Okay. I’m stating the obvious here, but everybody who wants to write knows how easy it is not to do it. I am no exception. I procrastinate like hell. But writing is like sex (or at least good sex): the more you get, the more you tend to want. Find the time. Write around “the edges of your life” as one successful novelist put it. Work it into your schedule and make it part of your routine, so that sitting down and starting to write becomes as reflexive as any other habit. Establish rituals that will anchor you. I write at the same place every day and listen to music. As soon as I’m at my desk, confronting my laptop, and turning on iTunes, I can feel my writingmind leap to attention. It knows it’s bidness time.
There are two elements to your writing practice:
The more you write, the more you develop it, and a fresh, killer voice is what editors want and need. Your voice is your signature. It stamps everything you do. The great thing is, you don’t have to struggle to ‘learn’ your voice – you shouldn’t be consciously thinking about your ‘voice’ at all. Your voice is everything you read and think and dream about filtered through the unique prism of your personality and developed naturally over the course of (say it with me boys and girls) ten thousand hours. Any type of writing will help you find your ‘voice’, whether it’s journaling, blogging, commenting in online forums, even emailing (one reason why I adore my writer friends: they give great email).
Good writing and good storytelling are two different things. Writing is the medium through which the principles of storytelling make themselves manifest; writing is the how, and storytelling is the what. If you put in ten years of journalism or business writing, you might have developed an ease with language and a distinctive voice, but it doesn’t mean you’re experienced in the ways of plot, character, tone, pacing, etc. If you want to write fiction, you need to be practicing the art of writing fiction. There is no substitute.
3. SEEK OUT THE BEST CONSTRUCTIVE CRITICISM. REVISE ACCORDINGLY.
Most aspiring writers don’t or can’t do this. Which, like reading, is a chance to vault yourself into a subset of aspiring writers who have a much greater chance of success.
Show your work. Learn to take criticism. Learn to love criticism, because great criticism is probably the one and only ‘shortcut’ (I use the word loosely) to becoming a much better writer.
Do yourself a favor and be ‘teachable’.
Criticism itself is a skill. Your ability to give constructive criticism, to identify why a piece isn’t working and how to change that, grows with your knowledge of craft (and vice versa).

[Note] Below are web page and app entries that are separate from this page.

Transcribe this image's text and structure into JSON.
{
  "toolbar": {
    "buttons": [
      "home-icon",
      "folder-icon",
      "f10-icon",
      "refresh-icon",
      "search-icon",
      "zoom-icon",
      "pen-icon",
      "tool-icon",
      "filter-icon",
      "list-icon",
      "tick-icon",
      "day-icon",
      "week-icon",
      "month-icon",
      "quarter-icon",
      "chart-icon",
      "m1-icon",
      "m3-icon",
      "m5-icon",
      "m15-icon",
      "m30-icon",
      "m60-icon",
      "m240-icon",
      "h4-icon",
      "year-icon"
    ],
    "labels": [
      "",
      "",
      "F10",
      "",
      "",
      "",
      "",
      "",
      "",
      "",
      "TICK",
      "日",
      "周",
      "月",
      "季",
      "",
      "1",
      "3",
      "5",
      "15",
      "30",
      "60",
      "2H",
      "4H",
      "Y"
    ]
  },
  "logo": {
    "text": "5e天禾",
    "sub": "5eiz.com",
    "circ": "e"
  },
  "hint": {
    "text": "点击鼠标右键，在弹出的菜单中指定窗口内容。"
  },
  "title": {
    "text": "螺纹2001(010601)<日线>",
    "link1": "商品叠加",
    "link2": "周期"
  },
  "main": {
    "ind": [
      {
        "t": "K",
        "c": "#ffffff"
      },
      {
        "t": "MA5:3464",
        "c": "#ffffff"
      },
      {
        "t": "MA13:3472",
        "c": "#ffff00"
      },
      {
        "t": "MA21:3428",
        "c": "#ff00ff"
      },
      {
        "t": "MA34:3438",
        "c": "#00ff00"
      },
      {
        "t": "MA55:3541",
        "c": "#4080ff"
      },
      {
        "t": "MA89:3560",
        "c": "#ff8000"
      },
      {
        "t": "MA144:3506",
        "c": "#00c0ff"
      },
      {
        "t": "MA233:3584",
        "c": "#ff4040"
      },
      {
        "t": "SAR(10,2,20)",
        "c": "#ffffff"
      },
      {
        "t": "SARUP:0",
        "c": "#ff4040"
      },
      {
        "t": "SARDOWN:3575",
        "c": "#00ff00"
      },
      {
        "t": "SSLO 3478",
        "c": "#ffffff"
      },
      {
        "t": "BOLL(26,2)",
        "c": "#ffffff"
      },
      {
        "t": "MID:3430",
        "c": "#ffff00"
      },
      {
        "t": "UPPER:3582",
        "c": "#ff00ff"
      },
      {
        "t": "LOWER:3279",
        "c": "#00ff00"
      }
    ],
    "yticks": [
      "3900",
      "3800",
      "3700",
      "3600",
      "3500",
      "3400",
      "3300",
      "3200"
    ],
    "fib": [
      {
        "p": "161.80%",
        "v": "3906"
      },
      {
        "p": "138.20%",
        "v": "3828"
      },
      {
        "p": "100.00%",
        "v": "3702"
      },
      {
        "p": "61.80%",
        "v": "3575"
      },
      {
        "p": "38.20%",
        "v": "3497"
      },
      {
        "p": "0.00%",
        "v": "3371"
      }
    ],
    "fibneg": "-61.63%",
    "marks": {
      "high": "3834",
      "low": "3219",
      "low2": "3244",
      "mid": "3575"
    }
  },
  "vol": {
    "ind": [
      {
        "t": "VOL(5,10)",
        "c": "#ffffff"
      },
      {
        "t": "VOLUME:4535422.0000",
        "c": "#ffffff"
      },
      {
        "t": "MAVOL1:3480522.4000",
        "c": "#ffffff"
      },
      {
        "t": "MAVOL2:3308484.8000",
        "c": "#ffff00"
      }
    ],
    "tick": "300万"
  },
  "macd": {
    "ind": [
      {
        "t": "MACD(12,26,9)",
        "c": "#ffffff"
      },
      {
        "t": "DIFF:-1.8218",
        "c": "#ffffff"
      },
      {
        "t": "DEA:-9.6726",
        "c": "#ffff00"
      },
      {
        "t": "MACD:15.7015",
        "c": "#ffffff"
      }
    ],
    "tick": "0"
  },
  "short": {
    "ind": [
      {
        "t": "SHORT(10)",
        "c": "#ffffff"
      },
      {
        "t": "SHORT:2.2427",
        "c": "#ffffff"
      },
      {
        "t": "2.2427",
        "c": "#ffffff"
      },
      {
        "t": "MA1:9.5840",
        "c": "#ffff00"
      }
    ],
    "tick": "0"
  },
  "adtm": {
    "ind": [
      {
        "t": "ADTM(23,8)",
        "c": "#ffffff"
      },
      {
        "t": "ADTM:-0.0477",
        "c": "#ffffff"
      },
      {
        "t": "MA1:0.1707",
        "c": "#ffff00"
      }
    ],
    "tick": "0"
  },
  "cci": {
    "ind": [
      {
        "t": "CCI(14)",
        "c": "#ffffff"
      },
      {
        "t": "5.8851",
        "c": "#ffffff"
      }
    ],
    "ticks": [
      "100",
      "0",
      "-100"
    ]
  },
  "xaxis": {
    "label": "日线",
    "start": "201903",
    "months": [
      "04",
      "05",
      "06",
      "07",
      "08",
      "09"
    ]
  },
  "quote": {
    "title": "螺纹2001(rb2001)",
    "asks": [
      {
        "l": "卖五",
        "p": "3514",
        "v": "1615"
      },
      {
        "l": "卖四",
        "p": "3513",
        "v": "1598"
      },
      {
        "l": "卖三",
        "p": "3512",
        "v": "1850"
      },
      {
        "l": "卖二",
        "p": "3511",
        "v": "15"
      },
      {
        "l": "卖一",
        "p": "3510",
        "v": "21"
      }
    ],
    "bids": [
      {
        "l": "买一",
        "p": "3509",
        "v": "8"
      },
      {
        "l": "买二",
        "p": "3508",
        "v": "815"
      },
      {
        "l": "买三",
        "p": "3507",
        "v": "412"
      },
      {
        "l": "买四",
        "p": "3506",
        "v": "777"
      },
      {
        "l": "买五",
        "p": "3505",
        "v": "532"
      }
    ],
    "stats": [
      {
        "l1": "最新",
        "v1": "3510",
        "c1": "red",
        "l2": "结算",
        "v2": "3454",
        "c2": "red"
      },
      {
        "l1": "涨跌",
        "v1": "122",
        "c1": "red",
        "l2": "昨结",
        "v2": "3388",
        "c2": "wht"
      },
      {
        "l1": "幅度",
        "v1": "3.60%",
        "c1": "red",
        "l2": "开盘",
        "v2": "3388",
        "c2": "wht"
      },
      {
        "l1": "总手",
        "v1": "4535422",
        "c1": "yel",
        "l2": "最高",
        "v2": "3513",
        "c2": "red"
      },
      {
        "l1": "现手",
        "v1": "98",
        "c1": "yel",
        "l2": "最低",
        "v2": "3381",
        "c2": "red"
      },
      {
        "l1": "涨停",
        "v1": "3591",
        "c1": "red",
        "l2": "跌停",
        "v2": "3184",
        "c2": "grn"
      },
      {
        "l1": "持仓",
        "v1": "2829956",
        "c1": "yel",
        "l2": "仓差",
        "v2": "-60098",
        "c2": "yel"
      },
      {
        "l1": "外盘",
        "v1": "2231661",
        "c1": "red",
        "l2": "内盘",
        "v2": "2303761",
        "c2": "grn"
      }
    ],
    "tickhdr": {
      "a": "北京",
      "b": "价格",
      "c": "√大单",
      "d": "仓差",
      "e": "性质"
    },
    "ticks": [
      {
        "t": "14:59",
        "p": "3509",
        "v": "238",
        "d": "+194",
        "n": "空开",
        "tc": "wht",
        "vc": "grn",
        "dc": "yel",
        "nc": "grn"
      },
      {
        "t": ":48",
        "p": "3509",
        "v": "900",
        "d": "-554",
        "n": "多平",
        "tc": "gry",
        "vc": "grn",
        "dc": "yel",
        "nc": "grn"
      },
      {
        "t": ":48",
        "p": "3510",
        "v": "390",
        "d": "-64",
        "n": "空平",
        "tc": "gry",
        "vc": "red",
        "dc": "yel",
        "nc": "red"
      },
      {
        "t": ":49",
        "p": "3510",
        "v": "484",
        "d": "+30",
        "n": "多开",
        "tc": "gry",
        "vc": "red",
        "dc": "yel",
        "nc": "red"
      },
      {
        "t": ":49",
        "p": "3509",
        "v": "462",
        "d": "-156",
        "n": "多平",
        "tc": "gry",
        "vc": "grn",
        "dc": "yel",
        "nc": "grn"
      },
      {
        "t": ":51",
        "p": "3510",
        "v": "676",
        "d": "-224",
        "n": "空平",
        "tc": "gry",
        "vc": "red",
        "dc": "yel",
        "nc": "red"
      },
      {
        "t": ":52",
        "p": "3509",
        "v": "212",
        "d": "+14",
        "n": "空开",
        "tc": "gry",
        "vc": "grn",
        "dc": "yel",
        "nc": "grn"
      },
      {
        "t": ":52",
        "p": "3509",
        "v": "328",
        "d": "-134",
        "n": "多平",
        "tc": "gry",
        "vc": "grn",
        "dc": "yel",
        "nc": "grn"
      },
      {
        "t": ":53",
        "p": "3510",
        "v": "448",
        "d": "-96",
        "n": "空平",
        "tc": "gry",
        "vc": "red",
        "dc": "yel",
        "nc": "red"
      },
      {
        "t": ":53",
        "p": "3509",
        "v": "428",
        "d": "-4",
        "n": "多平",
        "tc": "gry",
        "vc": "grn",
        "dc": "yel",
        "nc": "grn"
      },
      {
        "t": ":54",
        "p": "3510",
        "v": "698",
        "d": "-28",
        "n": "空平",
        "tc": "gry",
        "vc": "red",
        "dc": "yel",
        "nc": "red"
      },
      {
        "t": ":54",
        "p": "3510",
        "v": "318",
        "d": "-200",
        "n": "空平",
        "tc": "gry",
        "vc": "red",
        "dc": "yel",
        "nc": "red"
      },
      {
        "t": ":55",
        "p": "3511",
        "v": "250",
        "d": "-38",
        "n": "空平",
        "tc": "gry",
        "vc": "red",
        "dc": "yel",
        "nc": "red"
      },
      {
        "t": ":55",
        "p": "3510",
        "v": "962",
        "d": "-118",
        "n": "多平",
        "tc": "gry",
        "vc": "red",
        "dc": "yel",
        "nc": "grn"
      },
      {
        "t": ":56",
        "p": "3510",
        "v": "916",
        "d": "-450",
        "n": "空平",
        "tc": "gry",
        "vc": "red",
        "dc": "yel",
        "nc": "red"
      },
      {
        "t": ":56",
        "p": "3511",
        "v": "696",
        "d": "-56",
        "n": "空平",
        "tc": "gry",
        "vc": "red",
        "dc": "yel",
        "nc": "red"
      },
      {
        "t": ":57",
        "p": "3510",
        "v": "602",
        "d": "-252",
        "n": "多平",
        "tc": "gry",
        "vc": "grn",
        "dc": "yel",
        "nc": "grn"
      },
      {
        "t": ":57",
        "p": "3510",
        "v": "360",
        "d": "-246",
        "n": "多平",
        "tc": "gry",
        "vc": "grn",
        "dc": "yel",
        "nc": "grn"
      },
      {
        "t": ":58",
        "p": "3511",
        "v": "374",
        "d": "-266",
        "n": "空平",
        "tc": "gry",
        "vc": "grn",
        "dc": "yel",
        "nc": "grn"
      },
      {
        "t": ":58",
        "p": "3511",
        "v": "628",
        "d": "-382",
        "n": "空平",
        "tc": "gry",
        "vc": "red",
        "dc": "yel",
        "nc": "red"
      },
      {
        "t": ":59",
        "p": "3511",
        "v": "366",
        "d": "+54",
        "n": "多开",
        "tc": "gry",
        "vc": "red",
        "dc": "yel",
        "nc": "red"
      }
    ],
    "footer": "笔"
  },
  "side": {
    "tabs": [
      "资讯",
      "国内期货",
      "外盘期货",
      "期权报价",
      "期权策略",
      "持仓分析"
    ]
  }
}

You also need to learn how to absorb the criticism you receive. You must recognize what is relevant to your work and what you can safely cast aside. Although a lot – if not most — of the criticism will indeed prove fairly useless, the ego throws up all sorts of defense mechanisms that can obscure your judgment and enable you to create these deluded explanations about why your piece is perfect and other people don’t know what they’re talking about. I once watched a writer receive what I thought was excellent advice from a prominent agent regarding his manuscript, that nonetheless would have required a massive rewrite he didn’t want to do (he “didn’t have the time”). He rejected the agent’s advice, saying that he was following his own artistic vision and refused to compromise, yadda yadda. Did the agent represent him? No. Did the book sell? No. Did the book deserve to sell? In my opinion, no – but it had amazing potential, and if he had opened his mind to the agent’s advice I think he would have had something remarkable.
The ability to write well includes the ability to revise – to treat your work as fluid, shifting, organic. Your original vision is never set in stone. Allow me to emphasize this: IT IS NEVER SET IN STONE.
Revision = re/vision = re/envisioning your manuscript. The best ideas are rarely if ever your first ideas. Give your story a chance to surface the real, true vision of what it needs to be.
4. RINSE AND REPEAT.
And, because this is 2010, I would add a fifth step:
If you want to be a successful writer, do you need a blog? In a word, yes.
The future is here, and more future is coming at us fast. There will no doubt be exceptions that prove the rule, but success will go to those who can connect with their readers online (and continue to grow their readerbase). When I discover a new writer I like, I find that I now expect him or her to have some kind of online presence – and if they don’t, I get annoyed. I feel unloved. And I’m not the only one.
Blogging is a skill and an art all its own, and a great fiction writer who becomes a great blogger, and knows how to move around online, will be mighty like a Jedi. Blogging is also so new that you don’t have to log 10,000 hours to become among the best at it. But, like anything else, it has a learning curve, and requires practice.
I might be biased because I love to blog almost as much as I love to write fiction, but I also think blogging helps you write better fiction. That, however, is a post for another day.